This year, sadly, I’m not attending AGU’s Fall Meeting. It’s partly personal choice – I have several big projects scheduled for December and January – and partly that I don’t want to make two cross-country flights to go to a meeting and head home for the holidays (the timing doesn’t line up well). It’s also partly because in the USGS (and in the government in general), our choice of conferences to attend has to be made carefully due to budget and personnel caps. I was fortunate to get send to Cities On Volcanoes in Naples back in September, but that was my big spendy conference for the year.
However, that doesn’t mean my work is going unrepresented. There are going to be multiple talks about the recent Kilauea eruption – where I was involved in both the monitoring and media response – as well as workshops from the Thriving Earth Exchange and social media/blogging crews. Check them out below:
- V41B: The 2018 Eruptions of Kīlauea Volcano, Hawaii, and Fernandina and Sierra Negra Volcanoes, Galápagos III https://agu.confex.com/agu/fm18/meetingapp.cgi/Session/63821
- Science Communication: https://fallmeeting.agu.org/2018/science-communication-sharing-science/
- Thriving Earth Exchange activities: https://thrivingearthexchange.org/fall-meeting-2018/
The roots of the difficulty for government scientists in attending conferences can be traced back to that whole Vegas thing, which resulted in all federal workers being restricted in what conferences they could attend. I can understand that, to an extent, because conferences and the travel associated with them are expensive, and agencies need to use their budgets wisely.
It’s a tough situation for those affected, and even more so when scientists are involved.
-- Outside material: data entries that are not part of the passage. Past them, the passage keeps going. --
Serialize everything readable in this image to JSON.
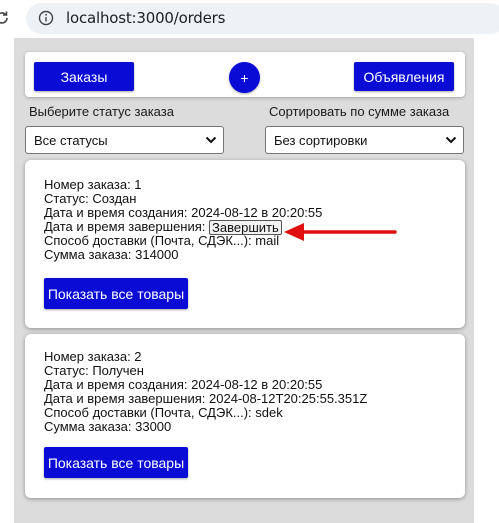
{
  "browser": {
    "url": "localhost:3000/orders",
    "reload_icon": "reload-icon",
    "info_icon": "info-icon"
  },
  "nav": {
    "orders_label": "Заказы",
    "add_label": "+",
    "ads_label": "Объявления",
    "accent": "#0b0bd6"
  },
  "filters": {
    "status_label": "Выберите статус заказа",
    "status_value": "Все статусы",
    "sort_label": "Сортировать по сумме заказа",
    "sort_value": "Без сортировки"
  },
  "orders": [
    {
      "number": "Номер заказа: 1",
      "status": "Статус: Создан",
      "created": "Дата и время создания: 2024-08-12 в 20:20:55",
      "finished_prefix": "Дата и время завершения:",
      "finish_button": "Завершить",
      "delivery": "Способ доставки (Почта, СДЭК...): mail",
      "total": "Сумма заказа: 314000",
      "show_button": "Показать все товары"
    },
    {
      "number": "Номер заказа: 2",
      "status": "Статус: Получен",
      "created": "Дата и время создания: 2024-08-12 в 20:20:55",
      "finished": "Дата и время завершения: 2024-08-12T20:25:55.351Z",
      "delivery": "Способ доставки (Почта, СДЭК...): sdek",
      "total": "Сумма заказа: 33000",
      "show_button": "Показать все товары"
    }
  ],
  "annotation": {
    "arrow_color": "#e01010"
  }
}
Scientists are famous for being loners, but we actually have to rely a lot on our peers – for review, for collaborations that are more likely to get funded than solo research, to share ideas and advances, for career-advancing training. Conferences are the most efficient way to do that. The era of the lone scientist is long past, and big meetings where we can get together, see what everyone is doing, hear the newest theories and advances, and keep connections open and alive, are really important.
It’s especially important for early-career scientists, who are still building those connections and trying to get our research out there in the community. I have the security of a permanent position at the USGS, but communication and collaboration is still critically important to my job. It’s also important for me to interact with scientists outside of my immediate research center. It’s so very easy to become insular and pay little attention to what’s going on outside your office or lab, and I definitely don’t work well that way.
So I’ll be seeing you all at next year’s Fall Meeting when it returns to San Francisco and it’s once again a ‘local’ for me. Enjoy the scienceing in DC, geo-friends!
In case you’d like to read more about the importance of conferences and the challenges facing scientists who have trouble attending them, here are a few good articles to start you off:
- EOS: https://eos.org/opinions/creating-community-for-early-career-geoscientists
- AAAS: http://www.sciencemag.org/careers/2017/05/how-get-most-out-attending-conferences
- Frontiers in Marine Science: https://www.frontiersin.org/articles/10.3389/fmars.2017.00257/full
- PLOS Blogs: https://blogs.plos.org/thestudentblog/2014/02/24/every-science-student-should-attend-conference/
- UCUSA: https://www.ucsusa.org/center-science-and-democracy/attacks-on-science/doi-restricts-scientists-attending-conferences